"Minari's" wholly American pedigree -- director and screenwriter Chung was born in the U.S. -- sparked controversy at the Golden Globes, where it was confined to the foreign-language category despite being filmed and financed in the U.S., and having several lines of English-language dialogue. "This film is about a family," Chung said in his acceptance speech. "It goes deeper than any language."
Oscar-nominated Chinese American filmmaker Christine Choy, a professor at New York University, agrees. "It's an unusual story because we never see Asians in the U.S. as farmers," she says. "This is an Asian family stuck in the middle of nowhere who manage to keep their love and support for each other alive."
For Moon, among Chung's greatest achievements is showing racism without vilifying the characters who express it. She cites an otherwise placid scene at a church reception, where a white boy asks David, the Yis' youngest child, played by 8-year-old Korean actor Alan S. Kim, "Why is your face so flat?"
"Most people probably skipped over that line," Moon says, "but it just screamed at me. I grew up in America hearing that same question, but it wasn't uttered in a mean way, especially by other kids.
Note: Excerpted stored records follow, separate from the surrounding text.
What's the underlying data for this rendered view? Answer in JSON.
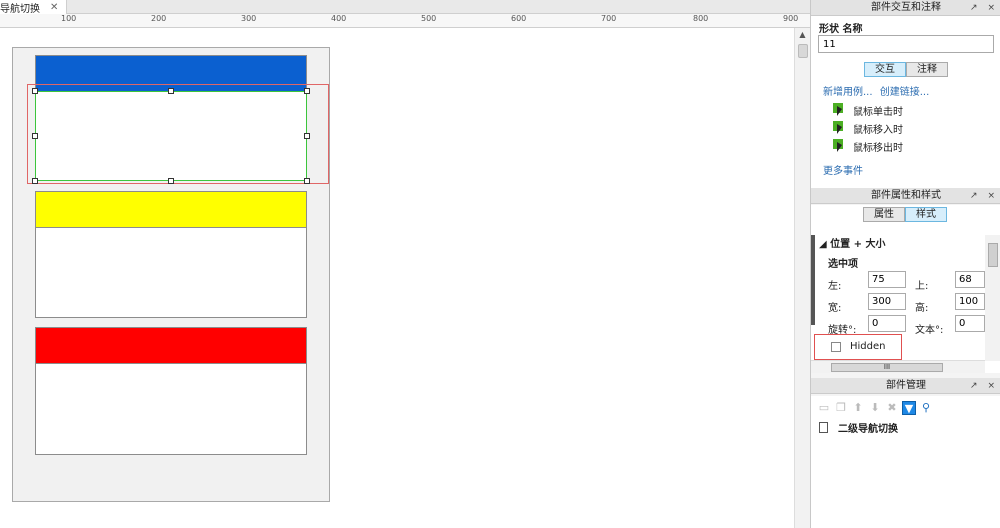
{
  "document_tab": {
    "label": "导航切换",
    "close_icon": "close-icon"
  },
  "ruler": {
    "ticks": [
      "100",
      "200",
      "300",
      "400",
      "500",
      "600",
      "700",
      "800",
      "900"
    ]
  },
  "canvas": {
    "colors": {
      "blue": "#0b60d0",
      "yellow": "#ffff00",
      "red": "#ff0000",
      "selection_red": "#e06666",
      "selection_green": "#3cc53c"
    }
  },
  "interaction_panel": {
    "title": "部件交互和注释",
    "shape_name_label": "形状 名称",
    "shape_name_value": "11",
    "tabs": [
      {
        "label": "交互",
        "active": true
      },
      {
        "label": "注释",
        "active": false
      }
    ],
    "add_case": "新增用例...",
    "create_link": "创建链接...",
    "events": [
      "鼠标单击时",
      "鼠标移入时",
      "鼠标移出时"
    ],
    "more_events": "更多事件"
  },
  "properties_panel": {
    "title": "部件属性和样式",
    "tabs": [
      {
        "label": "属性",
        "active": false
      },
      {
        "label": "样式",
        "active": true
      }
    ],
    "section_title": "◢ 位置 + 大小",
    "selected_label": "选中项",
    "fields": {
      "left_label": "左:",
      "left_value": "75",
      "top_label": "上:",
      "top_value": "68",
      "width_label": "宽:",
      "width_value": "300",
      "height_label": "高:",
      "height_value": "100",
      "rotate_label": "旋转°:",
      "rotate_value": "0",
      "text_rotate_label": "文本°:",
      "text_rotate_value": "0"
    },
    "hidden_label": "Hidden",
    "hidden_checked": false,
    "hscroll_grip": "III"
  },
  "manager_panel": {
    "title": "部件管理",
    "item_label": "二级导航切换"
  },
  "panel_header_icons": {
    "pin": "↗",
    "close": "×"
  }
}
They were just genuinely curious why, to them, my face looked so flat. It was the innocence of inexperience, not outright bigotry."
Roland Kelts is the author of "Japanamerica: How Japanese Pop Culture Has Invaded the U.S." and a visiting professor at Waseda University.